Subject levelGraduate coursework
Subject codeFRST90022
Semester 1
FeesSubject EFTSL, Level, Discipline & Census Date

Forest hydrology deals with the interaction between forests and the water cycle. Forests strongly influence both the quantity and the quality of surface and groundwater resources. This subject will provide students with knowledge to understand the complex relationship between forests and water, and skills to apply this knowledge to a range of contemporary catchment management issues.

Content includes:

  • Hydrological cycle - components and the inherent randomness and variability
  • Forests - the complex role of forests in the catchment water balance
  • Rainfall and runoff - Role of surface and groundwater flow. Characteristics of short-term and long-term variation
  • Evapotranspiration processes – the fundamental biophysical processes of forest water use and loss, and how this varies as a function of forest type and climatic setting
  • Water quality and its measurement – key issues in forested ecosystems
  • Wildfire - How does fire impact on short and long term stream flow and water quality?
  • Climate change - potential effects of changes in climate on vegetation function and catchment hydrology
  • Modelling of water resources - A brief introduction to spreadsheet and other modelling of water resource issues
  • Ecohydrology - the integrated study of water and vegetation in landscapes.
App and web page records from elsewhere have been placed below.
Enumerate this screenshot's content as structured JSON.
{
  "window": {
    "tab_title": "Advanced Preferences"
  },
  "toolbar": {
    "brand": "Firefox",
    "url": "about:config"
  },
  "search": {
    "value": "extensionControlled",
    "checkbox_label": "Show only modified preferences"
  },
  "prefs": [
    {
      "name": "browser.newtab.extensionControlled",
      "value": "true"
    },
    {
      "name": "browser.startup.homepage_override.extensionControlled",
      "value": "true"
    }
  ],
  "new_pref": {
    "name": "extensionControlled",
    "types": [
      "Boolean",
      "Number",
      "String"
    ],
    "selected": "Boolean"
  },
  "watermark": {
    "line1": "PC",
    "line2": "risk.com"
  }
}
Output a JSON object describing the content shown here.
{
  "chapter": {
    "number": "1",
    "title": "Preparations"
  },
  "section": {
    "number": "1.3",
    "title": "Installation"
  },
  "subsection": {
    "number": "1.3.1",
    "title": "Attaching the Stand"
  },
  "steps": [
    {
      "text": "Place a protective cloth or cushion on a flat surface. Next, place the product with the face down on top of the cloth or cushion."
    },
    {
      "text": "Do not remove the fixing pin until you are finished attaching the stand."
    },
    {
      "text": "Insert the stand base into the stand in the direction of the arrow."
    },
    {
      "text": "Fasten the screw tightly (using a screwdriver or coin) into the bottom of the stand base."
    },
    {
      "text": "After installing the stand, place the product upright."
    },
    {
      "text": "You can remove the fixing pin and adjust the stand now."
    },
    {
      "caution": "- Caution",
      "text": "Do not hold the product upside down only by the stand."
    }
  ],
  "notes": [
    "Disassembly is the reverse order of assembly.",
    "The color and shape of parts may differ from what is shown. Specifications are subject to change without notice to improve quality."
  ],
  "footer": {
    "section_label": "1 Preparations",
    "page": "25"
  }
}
What is the link between hydrology and forest ecology?
  • Global forests - Hydrologic functioning of contrasting forest types under varying climatic conditions

The subject will include a 2 day field trip and practical work in Victoria’s forested water supply catchments

Intended learning outcomes

On completion of this subject students should:

  • Have a detailed understanding of the forest hydrologic cycle
  • Have insights into how forest management and growth dynamics, forest disturbance (including wildfire), and climate change can influence the water balance
  • Develop an understanding of forest hydrologic processes in a range of forested landscapes
  • Have an exposure to field experimental methods in forest research

Last updated: 23 October 2017